National LGBT Groups Distance Themselves from Ohio Campaign to Put Gay Marriage on 2014 Ballot
Today, FreedomOhio, a group working to put same-sex marriage on the ballot in Ohio in 2014, announced that "the Human Rights Campaign, Equality Ohio, the National Gay & Lesbian Task Force, National Freedom to Marry, the Gill Action Fund, the American Unity Fund and the BISC met today and discussed how to become involved in next year’s campaign" according to the Columbus Dispatch.
“We have decided to be on the ballot in 2014 to allow for a continuing dialogue with voters across Ohio about why marriage matters. We will continue to build upon the hundreds of thousands of conversations we’ve had already, to identify supportive voters, and to raise the resources necessary to mobilize a full-on campaign.”
Later this afternoon, those groups confirmed the meeting in an email, but said there was no discussion about putting the measure on the ballot in 2014 or any other date:
Contrary to the assertions made by Ian James in an unapproved statement, there was no agreement reached to put forward a ballot initiative in 2014 or any other specific date. Instead, all of the groups in attendance, including Freedom Ohio and nearly a dozen other leading organizations, agreed to work together to talk to Ohio voters about why marriage matters and strengthen our coalition in the months ahead, reserving judgment on the timing of a ballot initiative until a clear pathway to victory could be determined and carried out.
“Ohio families deserve to win marriage as soon as possible. And our national partners have won marriage equality in 13 jurisdictions. We are putting together a strong, honest coalition and a responsible plan to win,” said Elyzabeth Holford, Executive Director of Equality Ohio. “We intend to win and will do everything necessary to secure fairness for same-sex couples and their families.”

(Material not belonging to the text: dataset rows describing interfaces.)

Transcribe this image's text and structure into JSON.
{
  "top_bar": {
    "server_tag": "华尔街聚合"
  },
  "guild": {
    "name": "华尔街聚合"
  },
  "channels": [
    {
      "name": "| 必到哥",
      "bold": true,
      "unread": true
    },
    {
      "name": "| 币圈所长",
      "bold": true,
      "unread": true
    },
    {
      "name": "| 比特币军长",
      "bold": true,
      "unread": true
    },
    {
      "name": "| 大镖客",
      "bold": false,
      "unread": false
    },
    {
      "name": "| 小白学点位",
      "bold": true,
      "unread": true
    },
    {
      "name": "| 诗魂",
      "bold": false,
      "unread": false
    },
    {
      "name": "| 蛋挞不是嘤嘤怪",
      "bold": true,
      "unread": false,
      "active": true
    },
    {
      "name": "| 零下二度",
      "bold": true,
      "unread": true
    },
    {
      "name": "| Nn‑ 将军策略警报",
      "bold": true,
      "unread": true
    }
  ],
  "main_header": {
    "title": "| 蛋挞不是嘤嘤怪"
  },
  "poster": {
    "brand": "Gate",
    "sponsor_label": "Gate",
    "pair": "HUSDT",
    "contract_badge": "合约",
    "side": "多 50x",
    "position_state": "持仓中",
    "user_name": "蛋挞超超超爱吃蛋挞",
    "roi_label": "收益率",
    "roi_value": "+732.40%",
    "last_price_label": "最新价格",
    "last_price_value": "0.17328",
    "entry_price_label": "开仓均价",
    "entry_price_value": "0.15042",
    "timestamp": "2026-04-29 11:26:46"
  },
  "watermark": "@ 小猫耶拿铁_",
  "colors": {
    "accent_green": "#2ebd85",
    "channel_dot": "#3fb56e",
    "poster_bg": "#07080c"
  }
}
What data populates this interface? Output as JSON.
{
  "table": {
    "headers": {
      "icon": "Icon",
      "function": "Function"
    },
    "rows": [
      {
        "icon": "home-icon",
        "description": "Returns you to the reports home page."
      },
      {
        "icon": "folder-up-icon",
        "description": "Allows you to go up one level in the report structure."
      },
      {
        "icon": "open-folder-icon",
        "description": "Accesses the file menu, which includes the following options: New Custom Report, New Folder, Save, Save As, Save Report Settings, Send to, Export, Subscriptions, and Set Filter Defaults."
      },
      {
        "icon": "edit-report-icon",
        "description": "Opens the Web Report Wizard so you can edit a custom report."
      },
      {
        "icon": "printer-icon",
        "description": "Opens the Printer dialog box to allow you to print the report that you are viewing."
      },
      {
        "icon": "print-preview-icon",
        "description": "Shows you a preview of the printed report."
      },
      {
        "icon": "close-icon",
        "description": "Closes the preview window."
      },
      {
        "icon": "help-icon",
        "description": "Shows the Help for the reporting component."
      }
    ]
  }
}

“We are committed to winning marriage in Ohio as soon as possible, and to developing the kind of robust campaign that has helped us achieve historic victories across the country,” said Marc Solomon, National Campaign Director for Freedom to Marry. “What we need to do now is engage in the real work to increase public support so we can win on the ballot—in 2016, or if possible sooner.”
“Ian James must have attended a different meeting than the rest of us,” said Marty Rouse, National Field Director for the Human Rights Campaign. “Representatives from 11 state and national organizations participated in today’s meeting. Ten of them came away with a clear understanding that we would refrain from deciding on timing until it was responsible to do so. We’re perplexed as to how Freedom Ohio came away with a different understanding.”